June 2005 Issue



  • KISS techniques for reliable machine performance

    In the June cover story for CONTROL DESIGN, Senior Technical Editor Rich Merritt asks machine builders and automation suppliers about the steps they take toward building a better running machine. The answer he got? Keep it simple, stupid.

  • Superior air power

    In this month's Tech Flash column, Contributing Editor Wayne Labs notes that advances in micro-computing technology make it possible for pneumatics to provide performance equal to, and often exceeding, that of comparable electric and hydraulic drives.

  • Tips on industrial enclosure design options

    As machines today become more and more modular, the job of today's industrial enclosure has become more complex. Control system designer Jason Christopher has a few tips to give you more design options.

  • Automate, innovate and have success

    In this month’s edition of OEM Insight, a vision-guided robotics integrator believes innovation is motivated by the current business climate and is fostered positively by technical factors, and negatively by competitive pressures.

  • McMachines, Thousands Sold

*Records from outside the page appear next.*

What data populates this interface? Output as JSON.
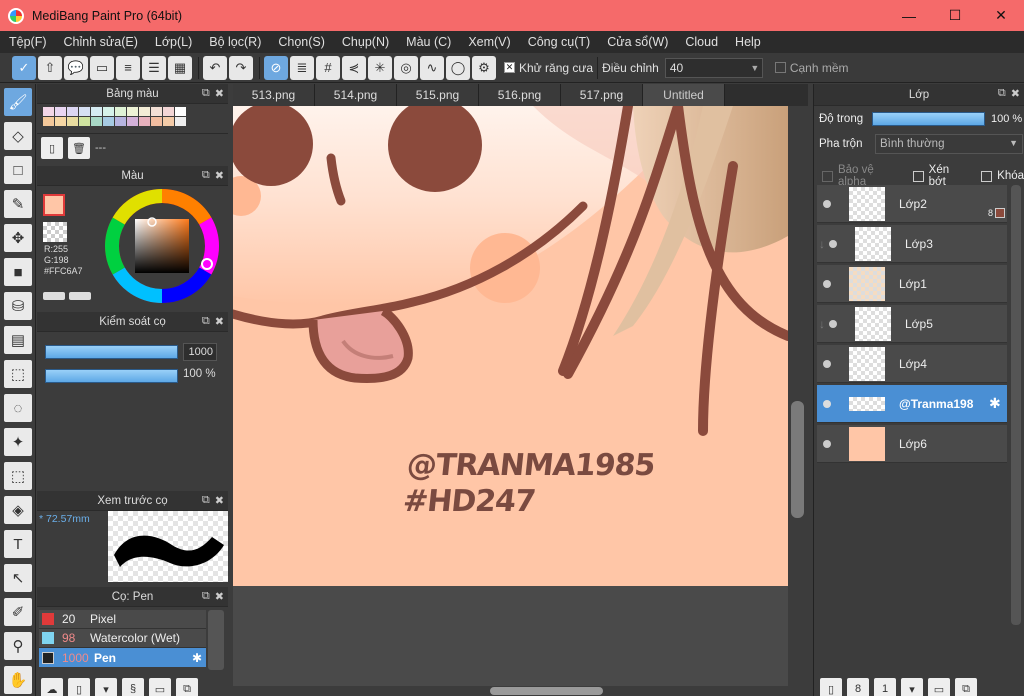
{
  "window": {
    "title": "MediBang Paint Pro (64bit)",
    "minimize": "—",
    "maximize": "☐",
    "close": "✕"
  },
  "menu": [
    "Tệp(F)",
    "Chỉnh sửa(E)",
    "Lớp(L)",
    "Bộ lọc(R)",
    "Chọn(S)",
    "Chụp(N)",
    "Màu (C)",
    "Xem(V)",
    "Công cụ(T)",
    "Cửa sổ(W)",
    "Cloud",
    "Help"
  ],
  "toolbar": {
    "antialias_label": "Khử răng cưa",
    "correction_label": "Điều chỉnh",
    "correction_value": "40",
    "soft_edge_label": "Cạnh mềm"
  },
  "palette_panel": {
    "title": "Bảng màu",
    "info": "---"
  },
  "color_panel": {
    "title": "Màu",
    "r": "R:255",
    "g": "G:198",
    "hex": "#FFC6A7",
    "primary_color": "#ffc6a7"
  },
  "brush_control": {
    "title": "Kiểm soát cọ",
    "size_value": "1000",
    "opacity_value": "100 %"
  },
  "brush_preview": {
    "title": "Xem trước cọ",
    "size": "* 72.57mm"
  },
  "brush_list": {
    "title": "Cọ: Pen",
    "items": [
      {
        "size": "20",
        "name": "Pixel",
        "color": "#e03a3a"
      },
      {
        "size": "98",
        "name": "Watercolor (Wet)",
        "color": "#7fd4f0"
      },
      {
        "size": "1000",
        "name": "Pen",
        "color": "#222222"
      }
    ]
  },
  "tabs": [
    "513.png",
    "514.png",
    "515.png",
    "516.png",
    "517.png",
    "Untitled"
  ],
  "canvas": {
    "watermark_line1": "@TRANMA1985",
    "watermark_line2": "#HD247"
  },
  "layer_panel": {
    "title": "Lớp",
    "opacity_label": "Độ trong",
    "opacity_value": "100 %",
    "blend_label": "Pha trộn",
    "blend_value": "Bình thường",
    "protect_alpha": "Bảo vệ alpha",
    "clipping": "Xén bớt",
    "lock": "Khóa",
    "layers": [
      {
        "name": "Lớp2",
        "badge": "8"
      },
      {
        "name": "Lớp3"
      },
      {
        "name": "Lớp1"
      },
      {
        "name": "Lớp5"
      },
      {
        "name": "Lớp4"
      },
      {
        "name": "@Tranma198"
      },
      {
        "name": "Lớp6"
      }
    ]
  },
  "colors": {
    "accent": "#4a8fd4",
    "titlebar": "#f56a6a",
    "skin": "#ffc6a7",
    "outline": "#8b4a3c"
  }
}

    Branding usually isn’t seen as a function of technical professionals, but it is the most important component to demonstrating the performance advantages of your machines. Senior Tech Editor Dan Hebert, PE, explains in this month's edition of Machine Builder Mojo.

  • Genesis of the Programmable Logic Controller

    Embedded Intelligence writer Jeremy Pollard, CET, provides us with the history of the creation of the PLC, and how folklore has it that it was conceived on the back of a napkin more than three decades ago.

  • Product Roundup: Manufacturing in motion

    A Product Roundup of new devices and solutions by the editors of Control Design shows that safety, simplicity, and versatility are in great demand in the general motion control marketplace today.

  • Is your HMI lying to your customers?

    Senior Tech Editor Rich Merritt writes in this month's SpecMate column that if your HMI doesn’t tell the truth about machine control conditions, trouble might be right around the corner.